The Point

The late 1960s was a very different time. It was a time when an explosion of creativity, much of it fueled by illegal drugs, collided with a push for more early childhood education. It’s the time that brought us Sesame Street, Mr. Rogers’ Neighborhood, and The Point.

The Point?

You’re probably familiar with the first two, but you might not remember The Point.  Its story is about as quintessential 1960s as you can get.

It starts with Harry Nilsson, who probably would have been an unknown except for a single incident. In a 1960 press conference, the Beatles were asked who their favorite rock artist was, John Lennon replied, “Nilsson.” You’ve probably heard some of Nilsson’s songs over the years, and you also might recognize “Gotta Get Up,” the repetitive tune from the Netflix’s Russian Doll. Here’s his artist page on Spotify. By 1969,  Nilsson (he preferred simply being called that) was dominant enough to do a song for that year’s best picture entry, Midnight Cowboy.

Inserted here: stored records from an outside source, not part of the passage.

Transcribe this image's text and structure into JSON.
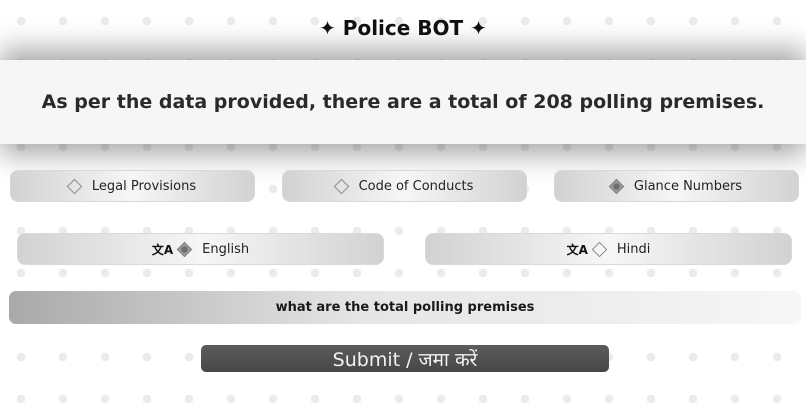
{
  "header": {
    "title": "✦ Police BOT ✦"
  },
  "answer": {
    "text": "As per the data provided, there are a total of 208 polling premises."
  },
  "categories": [
    {
      "label": "Legal Provisions",
      "selected": false
    },
    {
      "label": "Code of Conducts",
      "selected": false
    },
    {
      "label": "Glance Numbers",
      "selected": true
    }
  ],
  "languages": [
    {
      "label": "English",
      "icon": "translate-icon",
      "selected": true
    },
    {
      "label": "Hindi",
      "icon": "translate-icon",
      "selected": false
    }
  ],
  "translate_glyph": "文A",
  "query": {
    "value": "what are the total polling premises"
  },
  "submit": {
    "label": "Submit / जमा करें"
  },
  "colors": {
    "submit_bg": "#4f4f4f",
    "answer_bg": "#f6f6f6"
  }
}
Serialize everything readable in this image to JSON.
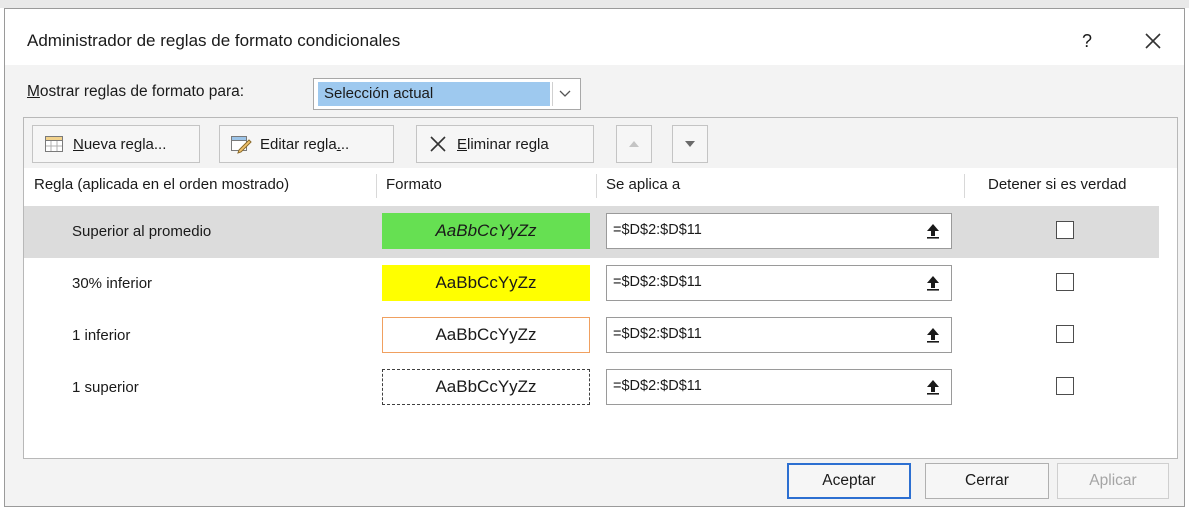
{
  "dialog": {
    "title": "Administrador de reglas de formato condicionales",
    "help_label": "?",
    "show_rules_for_prefix": "M",
    "show_rules_for_rest": "ostrar reglas de formato para:",
    "scope_value": "Selección actual"
  },
  "toolbar": {
    "new_rule_mnemonic": "N",
    "new_rule_rest": "ueva regla...",
    "edit_rule_prefix": "Editar regla",
    "edit_rule_mnemonic": ".",
    "edit_rule_suffix": "..",
    "delete_rule_mnemonic": "E",
    "delete_rule_rest": "liminar regla"
  },
  "table": {
    "columns": [
      "Regla (aplicada en el orden mostrado)",
      "Formato",
      "Se aplica a",
      "Detener si es verdad"
    ],
    "rows": [
      {
        "rule": "Superior al promedio",
        "preview": "AaBbCcYyZz",
        "applies_to": "=$D$2:$D$11",
        "stop_if_true": false,
        "selected": true
      },
      {
        "rule": "30% inferior",
        "preview": "AaBbCcYyZz",
        "applies_to": "=$D$2:$D$11",
        "stop_if_true": false,
        "selected": false
      },
      {
        "rule": "1 inferior",
        "preview": "AaBbCcYyZz",
        "applies_to": "=$D$2:$D$11",
        "stop_if_true": false,
        "selected": false
      },
      {
        "rule": "1 superior",
        "preview": "AaBbCcYyZz",
        "applies_to": "=$D$2:$D$11",
        "stop_if_true": false,
        "selected": false
      }
    ]
  },
  "buttons": {
    "ok": "Aceptar",
    "close": "Cerrar",
    "apply": "Aplicar"
  },
  "colors": {
    "green_fill": "#66e052",
    "yellow_fill": "#ffff00",
    "orange_border": "#f0a060",
    "selection": "#9ec9ef",
    "primary_border": "#2c6fd1"
  }
}
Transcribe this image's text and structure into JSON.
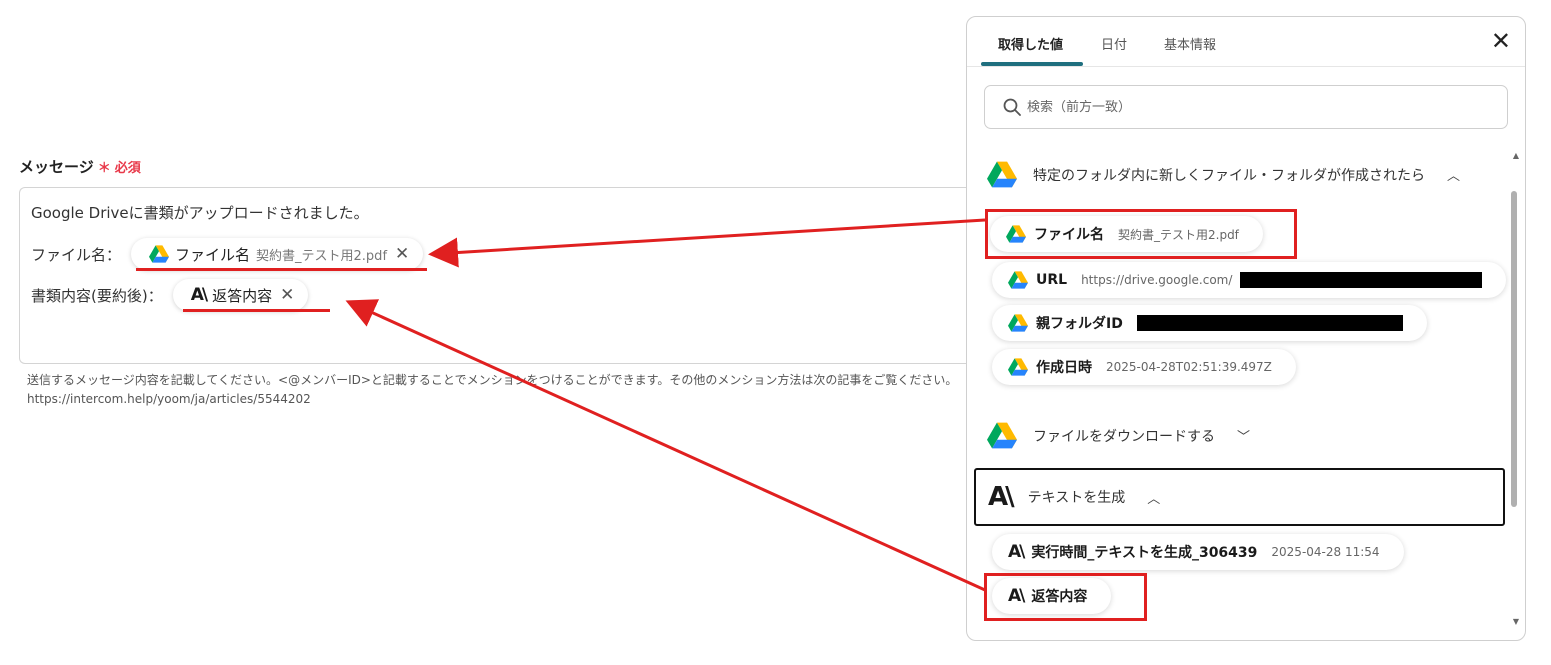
{
  "form": {
    "label": "メッセージ",
    "required_mark": "＊",
    "required_text": "必須",
    "line1": "Google Driveに書類がアップロードされました。",
    "line2_prefix": "ファイル名：",
    "line3_prefix": "書類内容(要約後)：",
    "chip_file": {
      "name": "ファイル名",
      "value": "契約書_テスト用2.pdf"
    },
    "chip_reply": {
      "name": "返答内容"
    },
    "help_line1": "送信するメッセージ内容を記載してください。<@メンバーID>と記載することでメンションをつけることができます。その他のメンション方法は次の記事をご覧ください。",
    "help_line2": "https://intercom.help/yoom/ja/articles/5544202"
  },
  "panel": {
    "tabs": [
      "取得した値",
      "日付",
      "基本情報"
    ],
    "active_tab": 0,
    "search_placeholder": "検索（前方一致）",
    "groups": [
      {
        "title": "特定のフォルダ内に新しくファイル・フォルダが作成されたら",
        "icon": "google-drive-icon",
        "expanded": true,
        "items": [
          {
            "name": "ファイル名",
            "value": "契約書_テスト用2.pdf"
          },
          {
            "name": "URL",
            "value": "https://drive.google.com/"
          },
          {
            "name": "親フォルダID",
            "value": ""
          },
          {
            "name": "作成日時",
            "value": "2025-04-28T02:51:39.497Z"
          }
        ]
      },
      {
        "title": "ファイルをダウンロードする",
        "icon": "google-drive-icon",
        "expanded": false,
        "items": []
      },
      {
        "title": "テキストを生成",
        "icon": "anthropic-icon",
        "expanded": true,
        "items": [
          {
            "name": "実行時間_テキストを生成_306439",
            "value": "2025-04-28 11:54"
          },
          {
            "name": "返答内容",
            "value": ""
          }
        ]
      }
    ]
  },
  "colors": {
    "accent": "#1f6f7f",
    "required": "#e8394a",
    "annotation_red": "#e02020"
  }
}
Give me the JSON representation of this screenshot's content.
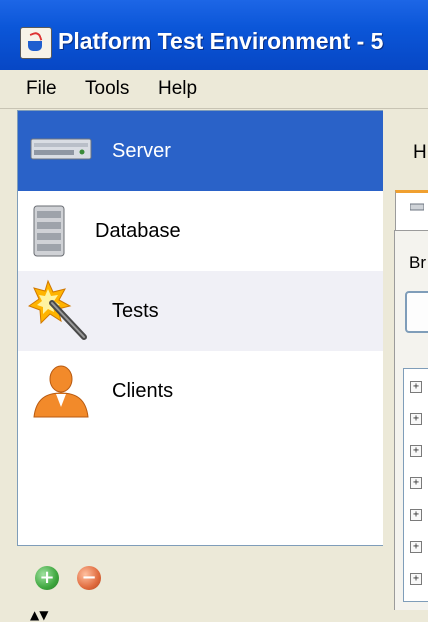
{
  "window": {
    "title": "Platform Test Environment - 5"
  },
  "menu": {
    "file": "File",
    "tools": "Tools",
    "help": "Help"
  },
  "nav": {
    "items": [
      {
        "label": "Server",
        "icon": "server-icon",
        "selected": true
      },
      {
        "label": "Database",
        "icon": "database-icon"
      },
      {
        "label": "Tests",
        "icon": "magic-wand-icon"
      },
      {
        "label": "Clients",
        "icon": "person-icon"
      }
    ]
  },
  "right": {
    "header_fragment": "H",
    "tab_fragment": "Br"
  },
  "colors": {
    "selected": "#2a62c8",
    "titlebar": "#0b56d8",
    "add": "#3fa73f",
    "remove": "#e06b3e"
  }
}
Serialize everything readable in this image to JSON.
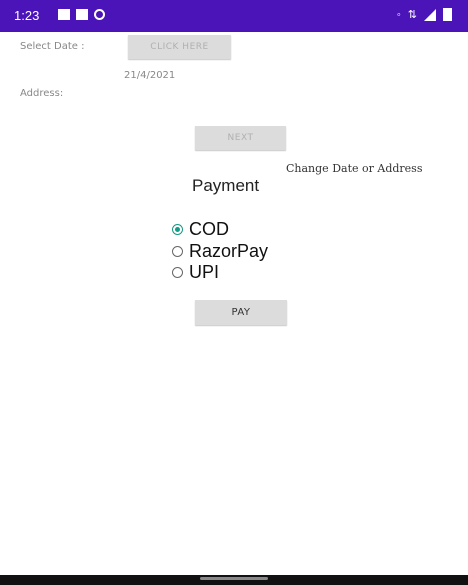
{
  "status_bar": {
    "time": "1:23",
    "left_icons": [
      "notification-icon",
      "app-icon",
      "circle-icon"
    ],
    "right_icons": [
      "wifi-icon",
      "data-icon",
      "signal-icon",
      "battery-icon"
    ]
  },
  "date_section": {
    "label": "Select Date :",
    "button_label": "CLICK HERE",
    "selected_date": "21/4/2021"
  },
  "address_section": {
    "label": "Address:"
  },
  "next_button_label": "NEXT",
  "change_link": "Change Date or Address",
  "payment": {
    "title": "Payment",
    "options": [
      {
        "label": "COD",
        "selected": true
      },
      {
        "label": "RazorPay",
        "selected": false
      },
      {
        "label": "UPI",
        "selected": false
      }
    ],
    "accent": "#159a86",
    "pay_button_label": "PAY"
  },
  "theme": {
    "status_bar_color": "#4b14b8"
  }
}
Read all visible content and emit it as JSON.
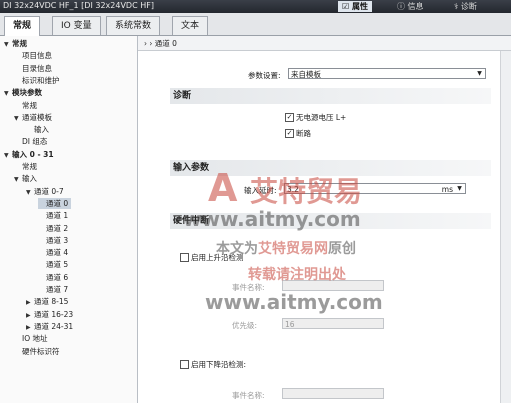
{
  "window": {
    "title": "DI 32x24VDC HF_1 [DI 32x24VDC HF]",
    "tabs": [
      "属性",
      "信息",
      "诊断"
    ]
  },
  "top_tabs": [
    "常规",
    "IO 变量",
    "系统常数",
    "文本"
  ],
  "tree": [
    {
      "label": "常规",
      "level": 0,
      "expanded": true
    },
    {
      "label": "项目信息",
      "level": 1
    },
    {
      "label": "目录信息",
      "level": 1
    },
    {
      "label": "标识和维护",
      "level": 1
    },
    {
      "label": "模块参数",
      "level": 0,
      "expanded": true
    },
    {
      "label": "常规",
      "level": 1
    },
    {
      "label": "通道模板",
      "level": 1,
      "expanded": true
    },
    {
      "label": "输入",
      "level": 2
    },
    {
      "label": "DI 组态",
      "level": 1
    },
    {
      "label": "输入 0 - 31",
      "level": 0,
      "expanded": true
    },
    {
      "label": "常规",
      "level": 1
    },
    {
      "label": "输入",
      "level": 1,
      "expanded": true
    },
    {
      "label": "通道 0-7",
      "level": 2,
      "expanded": true
    },
    {
      "label": "通道 0",
      "level": 3,
      "selected": true
    },
    {
      "label": "通道 1",
      "level": 3
    },
    {
      "label": "通道 2",
      "level": 3
    },
    {
      "label": "通道 3",
      "level": 3
    },
    {
      "label": "通道 4",
      "level": 3
    },
    {
      "label": "通道 5",
      "level": 3
    },
    {
      "label": "通道 6",
      "level": 3
    },
    {
      "label": "通道 7",
      "level": 3
    },
    {
      "label": "通道 8-15",
      "level": 2,
      "collapsed": true
    },
    {
      "label": "通道 16-23",
      "level": 2,
      "collapsed": true
    },
    {
      "label": "通道 24-31",
      "level": 2,
      "collapsed": true
    },
    {
      "label": "IO 地址",
      "level": 1
    },
    {
      "label": "硬件标识符",
      "level": 1
    }
  ],
  "breadcrumb": "›  ›  通道 0",
  "params": {
    "setting_label": "参数设置:",
    "setting_value": "来自模板"
  },
  "diag": {
    "title": "诊断",
    "no_supply": "无电源电压 L+",
    "wire_break": "断路"
  },
  "input_params": {
    "title": "输入参数",
    "delay_label": "输入延时:",
    "delay_value": "3.2",
    "delay_unit": "ms"
  },
  "hw_interrupt": {
    "title": "硬件中断",
    "rising_label": "启用上升沿检测",
    "event_label": "事件名称:",
    "priority_label": "优先级:",
    "priority_value": "16",
    "falling_label": "启用下降沿检测:",
    "event2_label": "事件名称:"
  },
  "watermark": {
    "brand": "艾特贸易",
    "url1": "www.aitmy.com",
    "line1a": "本文为",
    "line1b": "艾特贸易网",
    "line1c": "原创",
    "line2": "转载请注明出处",
    "url2": "www.aitmy.com"
  },
  "colors": {
    "accent": "#c8463c",
    "url": "#4a4a4a"
  }
}
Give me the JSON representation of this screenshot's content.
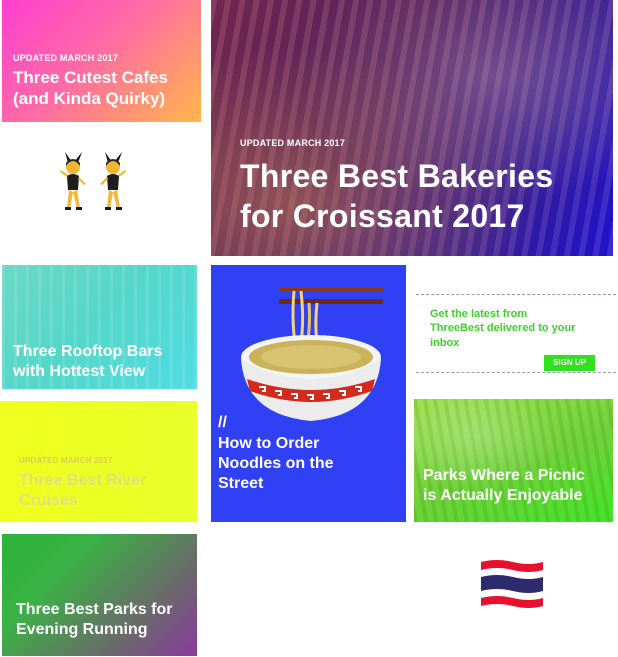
{
  "cards": {
    "cafes": {
      "updated": "UPDATED MARCH 2017",
      "title_line1": "Three Cutest Cafes",
      "title_line2": "(and Kinda Quirky)"
    },
    "bakery": {
      "updated": "UPDATED MARCH 2017",
      "title_line1": "Three Best Bakeries",
      "title_line2": "for Croissant 2017"
    },
    "rooftop": {
      "title_line1": "Three Rooftop Bars",
      "title_line2": "with Hottest View"
    },
    "noodles": {
      "prefix": "//",
      "title_line1": "How to Order",
      "title_line2": "Noodles on the",
      "title_line3": "Street"
    },
    "river": {
      "updated": "UPDATED MARCH 2017",
      "title_line1": "Three Best River",
      "title_line2": "Cruises"
    },
    "parks": {
      "title_line1": "Parks Where a Picnic",
      "title_line2": "is Actually Enjoyable"
    },
    "running": {
      "title_line1": "Three Best Parks for",
      "title_line2": "Evening Running"
    }
  },
  "newsletter": {
    "message_line1": "Get the latest from",
    "message_line2": "ThreeBest delivered to your",
    "message_line3": "inbox",
    "button_label": "SIGN UP"
  },
  "icons": {
    "dancers": "women-with-bunny-ears-emoji",
    "bowl": "steaming-bowl-emoji",
    "flag": "flag-thailand-emoji"
  },
  "colors": {
    "newsletter_green": "#3bd428",
    "noodles_blue": "#2f40f5"
  }
}
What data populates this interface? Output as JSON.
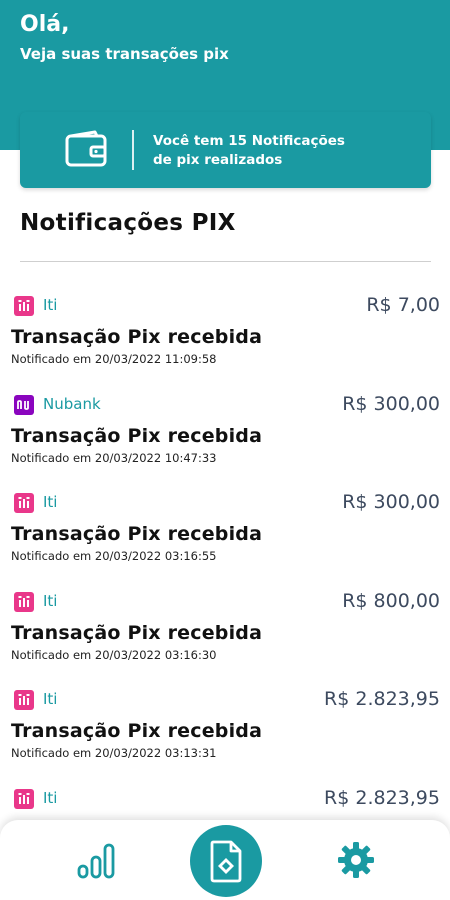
{
  "header": {
    "greeting": "Olá,",
    "subtitle": "Veja suas transações pix"
  },
  "summary_card": {
    "line1": "Você tem 15 Notificações",
    "line2": "de pix realizados",
    "icon": "wallet-icon"
  },
  "section": {
    "title": "Notificações PIX"
  },
  "transactions": [
    {
      "bank": "Iti",
      "logo": "iti-logo",
      "amount": "R$ 7,00",
      "title": "Transação Pix recebida",
      "date": "Notificado em 20/03/2022 11:09:58"
    },
    {
      "bank": "Nubank",
      "logo": "nubank-logo",
      "amount": "R$ 300,00",
      "title": "Transação Pix recebida",
      "date": "Notificado em 20/03/2022 10:47:33"
    },
    {
      "bank": "Iti",
      "logo": "iti-logo",
      "amount": "R$ 300,00",
      "title": "Transação Pix recebida",
      "date": "Notificado em 20/03/2022 03:16:55"
    },
    {
      "bank": "Iti",
      "logo": "iti-logo",
      "amount": "R$ 800,00",
      "title": "Transação Pix recebida",
      "date": "Notificado em 20/03/2022 03:16:30"
    },
    {
      "bank": "Iti",
      "logo": "iti-logo",
      "amount": "R$ 2.823,95",
      "title": "Transação Pix recebida",
      "date": "Notificado em 20/03/2022 03:13:31"
    },
    {
      "bank": "Iti",
      "logo": "iti-logo",
      "amount": "R$ 2.823,95",
      "title": "",
      "date": ""
    }
  ],
  "bottom_nav": {
    "items": [
      "bar-chart-icon",
      "pix-document-icon",
      "gear-icon"
    ]
  },
  "colors": {
    "primary": "#1a9aa2",
    "iti": "#e9378a",
    "nubank": "#8a05be",
    "amount": "#3d4a5f"
  }
}
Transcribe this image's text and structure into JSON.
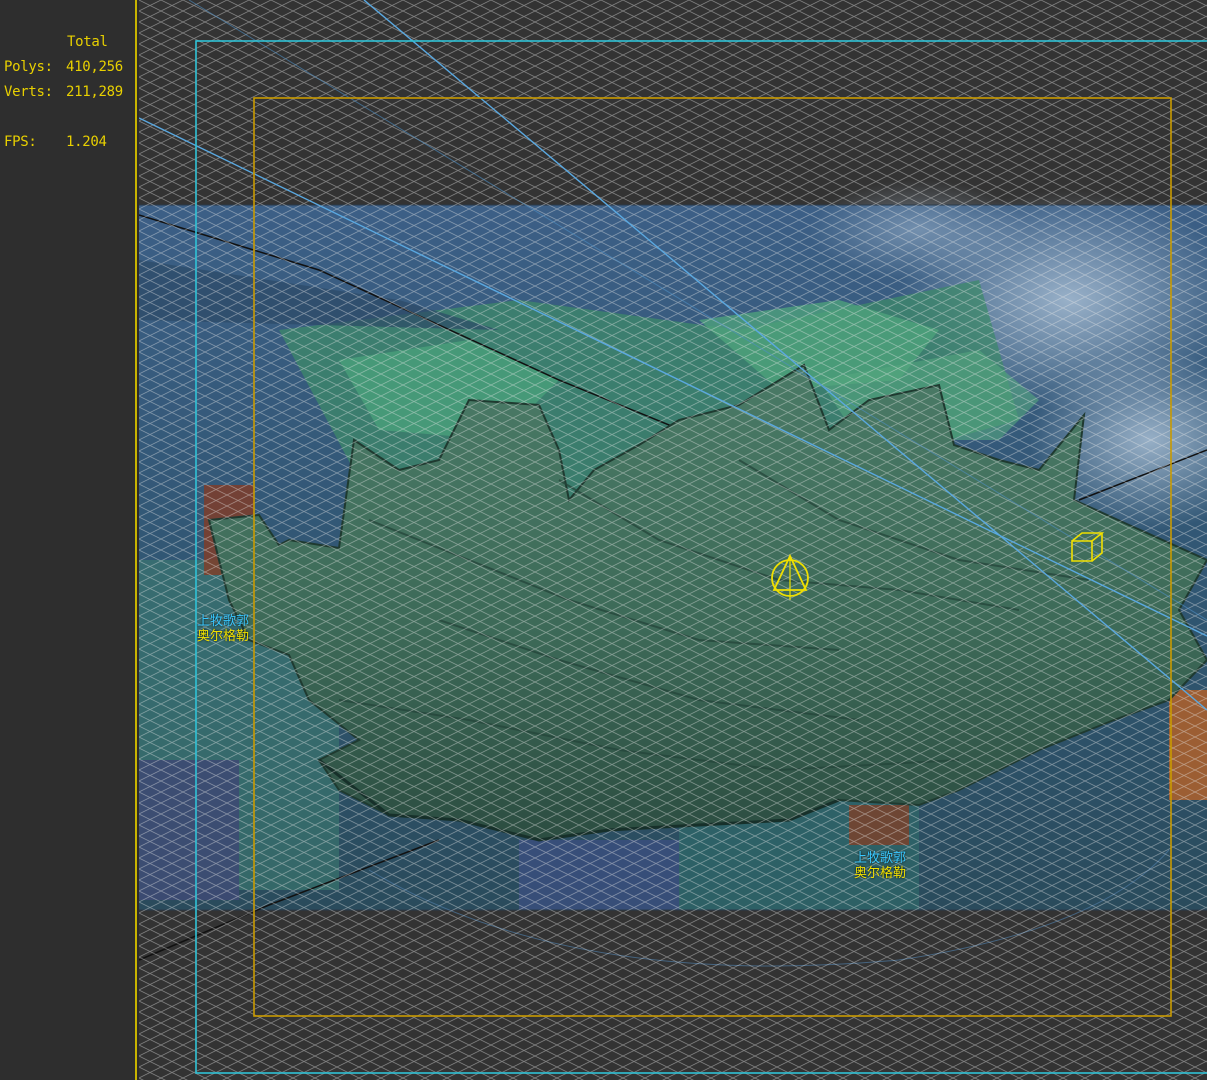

His next album was a concept piece called The Point! which was followed by an animated adaptation.

The story

The Point! tells the story of a world where every person was born with a point on the top of their head. In fact everything in this world ends in a pointed tip, except for one baby, Oblio. He was born with a round head, and was therefore pointless.

He goes on a voyage of discovery which eventually leads him to realize that having a point isn’t something physical, it’s something inside. In many ways the story echoes The Who’s Tommy, but with a much more child-friendly message.

The record came with a cartoon pullout which is much sought-after today, if you can find one that a kid didn’t color all over.

The cartoon movie

The Point! was released a few weeks before an animated special (called, curiously, The Point without an exclamation point.) Both projects were developed together and the release of the feature-length cartoon on broadcast TV helped fuel acceptance of the album. By itself, the album was not viewed as Nilsson’s best work, but when viewed as a parable for kids, it popularized the artist and made him seem even more relevant.

The Point is currently streaming on Prime Video, and is also on YouTube:

It aired several times throughout the 1970s and 1980s. It’s largely forgotten today, and I think that’s a shame. It’s now a cartoon kids might get into, and it’s certainly going to be a hit with their grandparents who will like the music.

The story of Harry Nilsson

Sadly, Harry Nilsson’s popularity faded by the mid 1970s and he died in 1994 at the age of 52. His life was the subject of a documentary, Who is Harry Nilsson (and why is everyone talkin’ about him?) which can occasionally be found on various streaming services. Right now it’s on Kanopy, which is a streaming service you can probably get for free from your public library.

Despite the anonymity of his later years and his sad and premature end, Nilsson’s music will be remembered for decades as incredibly complex yet easy to listen to. And perhaps, being remembered as opposed to being successful, is “the point” of Nilsson’s life.

About the Author

Stuart Sweet
Stuart Sweet is the editor-in-chief of The Solid Signal Blog and a "master plumber" at Signal Group, LLC. He is the author of over 8,000 articles and longform tutorials including many posted here. Reach him by clicking on "Contact the Editor" at the bottom of this page.